... in proclaiming clearly the persecution of Christians in other lands we also affirm this faith in our land. To remain silent about this specific persecution is to neglect and weaken the awareness and role of this faith here.The paragraph that struck me from the addresses given by the Prince of Wales and Archbishop Nichols at an Advent reception with Christians from persecuted communities is that cited above, from the few words of Archbishop Nichols.
But the Prince of Wales did give an address that is worth reading, an address which reflects his own immediate experience of meeting with those who have suffered persecution and his own reflection on the historical context of the present day persecution. The address is a thoughtful and communicates a deeply held conviction on the part of Prince Charles:

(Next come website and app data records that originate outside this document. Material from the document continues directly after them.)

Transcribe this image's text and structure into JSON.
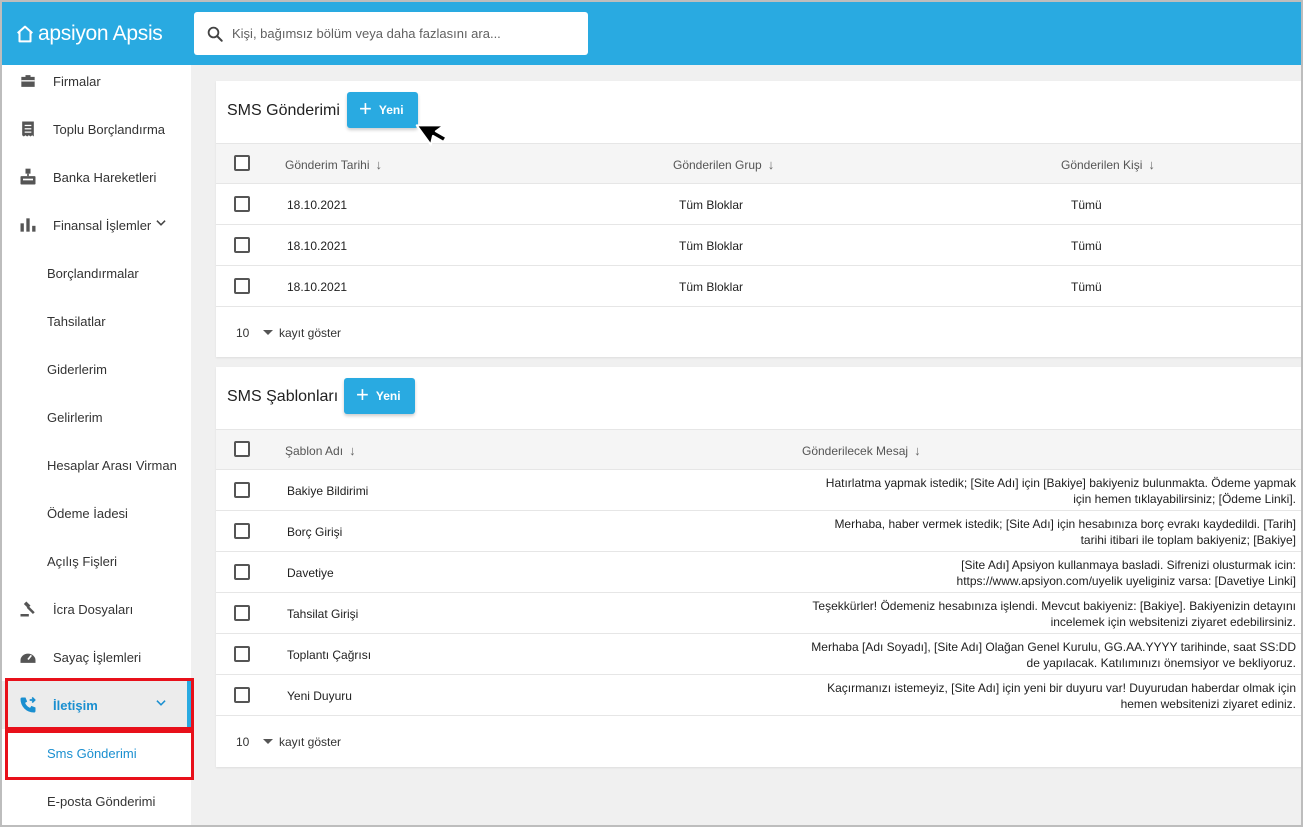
{
  "app": {
    "logo": "apsiyon Apsis"
  },
  "search": {
    "placeholder": "Kişi, bağımsız bölüm veya daha fazlasını ara..."
  },
  "sidebar": {
    "items": [
      {
        "label": "Firmalar",
        "icon": "briefcase-icon"
      },
      {
        "label": "Toplu Borçlandırma",
        "icon": "receipt-icon"
      },
      {
        "label": "Banka Hareketleri",
        "icon": "bank-icon"
      },
      {
        "label": "Finansal İşlemler",
        "icon": "bar-chart-icon"
      },
      {
        "label": "Borçlandırmalar"
      },
      {
        "label": "Tahsilatlar"
      },
      {
        "label": "Giderlerim"
      },
      {
        "label": "Gelirlerim"
      },
      {
        "label": "Hesaplar Arası Virman"
      },
      {
        "label": "Ödeme İadesi"
      },
      {
        "label": "Açılış Fişleri"
      },
      {
        "label": "İcra Dosyaları",
        "icon": "gavel-icon"
      },
      {
        "label": "Sayaç İşlemleri",
        "icon": "meter-icon"
      },
      {
        "label": "İletişim",
        "icon": "phone-forward-icon"
      },
      {
        "label": "Sms Gönderimi"
      },
      {
        "label": "E-posta Gönderimi"
      }
    ]
  },
  "sms_sending": {
    "title": "SMS Gönderimi",
    "new_label": "Yeni",
    "columns": [
      "Gönderim Tarihi",
      "Gönderilen Grup",
      "Gönderilen Kişi"
    ],
    "rows": [
      {
        "date": "18.10.2021",
        "group": "Tüm Bloklar",
        "person": "Tümü"
      },
      {
        "date": "18.10.2021",
        "group": "Tüm Bloklar",
        "person": "Tümü"
      },
      {
        "date": "18.10.2021",
        "group": "Tüm Bloklar",
        "person": "Tümü"
      }
    ],
    "page_size": "10",
    "page_size_label": "kayıt göster"
  },
  "sms_templates": {
    "title": "SMS Şablonları",
    "new_label": "Yeni",
    "columns": [
      "Şablon Adı",
      "Gönderilecek Mesaj"
    ],
    "rows": [
      {
        "name": "Bakiye Bildirimi",
        "msg1": "Hatırlatma yapmak istedik; [Site Adı] için [Bakiye] bakiyeniz bulunmakta. Ödeme yapmak",
        "msg2": "için hemen tıklayabilirsiniz; [Ödeme Linki]."
      },
      {
        "name": "Borç Girişi",
        "msg1": "Merhaba, haber vermek istedik; [Site Adı] için hesabınıza borç evrakı kaydedildi. [Tarih]",
        "msg2": "tarihi itibari ile toplam bakiyeniz; [Bakiye]"
      },
      {
        "name": "Davetiye",
        "msg1": "[Site Adı] Apsiyon kullanmaya basladi. Sifrenizi olusturmak icin:",
        "msg2": "https://www.apsiyon.com/uyelik uyeliginiz varsa: [Davetiye Linki]"
      },
      {
        "name": "Tahsilat Girişi",
        "msg1": "Teşekkürler! Ödemeniz hesabınıza işlendi. Mevcut bakiyeniz: [Bakiye]. Bakiyenizin detayını",
        "msg2": "incelemek için websitenizi ziyaret edebilirsiniz."
      },
      {
        "name": "Toplantı Çağrısı",
        "msg1": "Merhaba [Adı Soyadı], [Site Adı] Olağan Genel Kurulu, GG.AA.YYYY tarihinde, saat SS:DD",
        "msg2": "de yapılacak. Katılımınızı önemsiyor ve bekliyoruz."
      },
      {
        "name": "Yeni Duyuru",
        "msg1": "Kaçırmanızı istemeyiz, [Site Adı] için yeni bir duyuru var! Duyurudan haberdar olmak için",
        "msg2": "hemen websitenizi ziyaret ediniz."
      }
    ],
    "page_size": "10",
    "page_size_label": "kayıt göster"
  },
  "colors": {
    "primary": "#29aae1",
    "highlight": "#e8101a"
  }
}
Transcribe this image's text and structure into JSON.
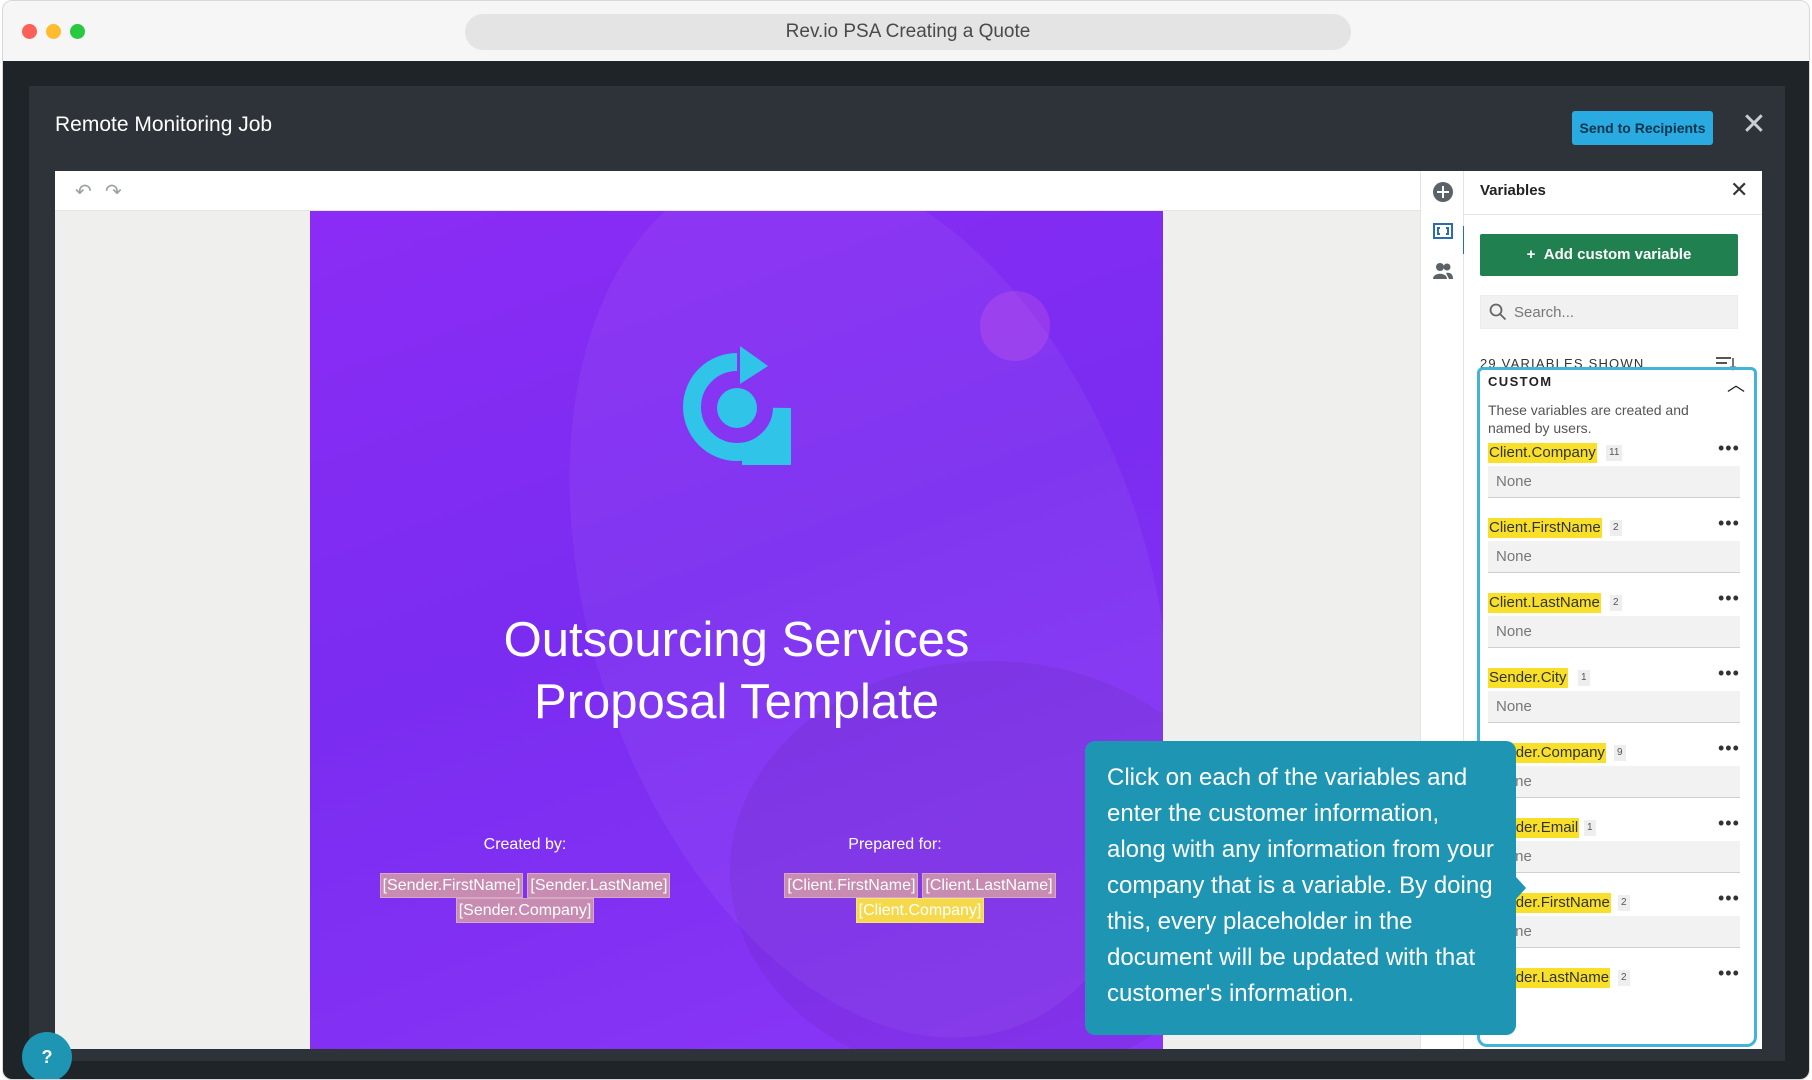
{
  "browser": {
    "title": "Rev.io PSA Creating a Quote"
  },
  "modal": {
    "title": "Remote Monitoring Job",
    "send_label": "Send to Recipients",
    "close_symbol": "✕"
  },
  "toolbar": {
    "undo_symbol": "↶",
    "redo_symbol": "↷"
  },
  "document": {
    "title_line1": "Outsourcing Services",
    "title_line2": "Proposal Template",
    "created_by_label": "Created by:",
    "prepared_for_label": "Prepared for:",
    "sender_tags": [
      "[Sender.FirstName]",
      "[Sender.LastName]",
      "[Sender.Company]"
    ],
    "client_tags": [
      "[Client.FirstName]",
      "[Client.LastName]",
      "[Client.Company]"
    ]
  },
  "panel": {
    "title": "Variables",
    "close_symbol": "✕",
    "add_label": "Add custom variable",
    "search_placeholder": "Search...",
    "shown_label": "29 VARIABLES SHOWN",
    "section_title": "CUSTOM",
    "section_desc": "These variables are created and named by users.",
    "variables": [
      {
        "name": "Client.Company",
        "count": "11",
        "value": "None"
      },
      {
        "name": "Client.FirstName",
        "count": "2",
        "value": "None"
      },
      {
        "name": "Client.LastName",
        "count": "2",
        "value": "None"
      },
      {
        "name": "Sender.City",
        "count": "1",
        "value": "None"
      },
      {
        "name": "Sender.Company",
        "count": "9",
        "value": "None"
      },
      {
        "name": "Sender.Email",
        "count": "1",
        "value": "None"
      },
      {
        "name": "Sender.FirstName",
        "count": "2",
        "value": "None"
      },
      {
        "name": "Sender.LastName",
        "count": "2",
        "value": ""
      }
    ]
  },
  "tooltip": {
    "text": "Click on each of the variables and enter the customer information, along with any information from your company that is a variable. By doing this, every placeholder in the document will be updated with that customer's information."
  },
  "help": {
    "label": "?"
  },
  "colors": {
    "accent": "#29abe2",
    "primary_green": "#21804f",
    "highlight": "#f8df2a",
    "tooltip": "#1e95b3",
    "page_purple": "#8b2cf5"
  }
}
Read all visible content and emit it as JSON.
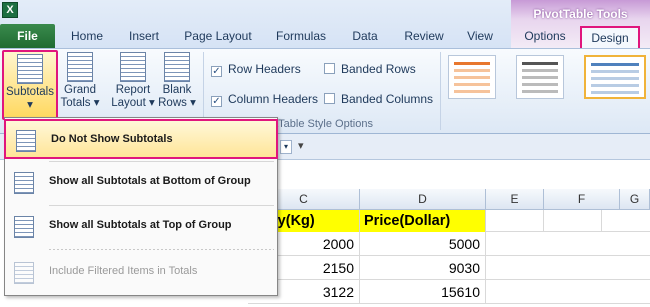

For, despite what the brainwashed militants would have people believe, Christianity is not a “foreign” religion. As the atmospheric Chapel of St. Ananias in Damascus and countless other holy sites bear witness, Christianity has been part of the rich tapestry of life in the Middle East for two thousand years. And it was the early Middle Eastern church communities in places such as Antioch, Alexandria, Bosra in Syria, and Mesopotamia which eventually brought Christianity to Asia and the West. To take just one example, the Armenian Apostolic Church – which, of course, is the oldest Established national church in the world – traces its origins to the Apostles Bartholomew and Thaddaeus. And, ladies and gentleman, it is, perhaps, worth remembering that those of us who are members of the Church of England will be only too familiar with the Nicene Creed, whose words were first formulated in the Middle East in the fourth century. Far from Christianity being a “Western” religion, Christianity was born in – and shaped by – the East…!The original source for the texts is the website of the Catholic Church in England and Wales; they have also been posted here.
Prince Charles ended his address with the following words:
Above all, ladies and gentlemen – and however inadequate they may be – my special prayers are with you and all those in the Middle East and elsewhere who suffer iniquitous atrocities and perfidious persecution for whatever faith they may belong to.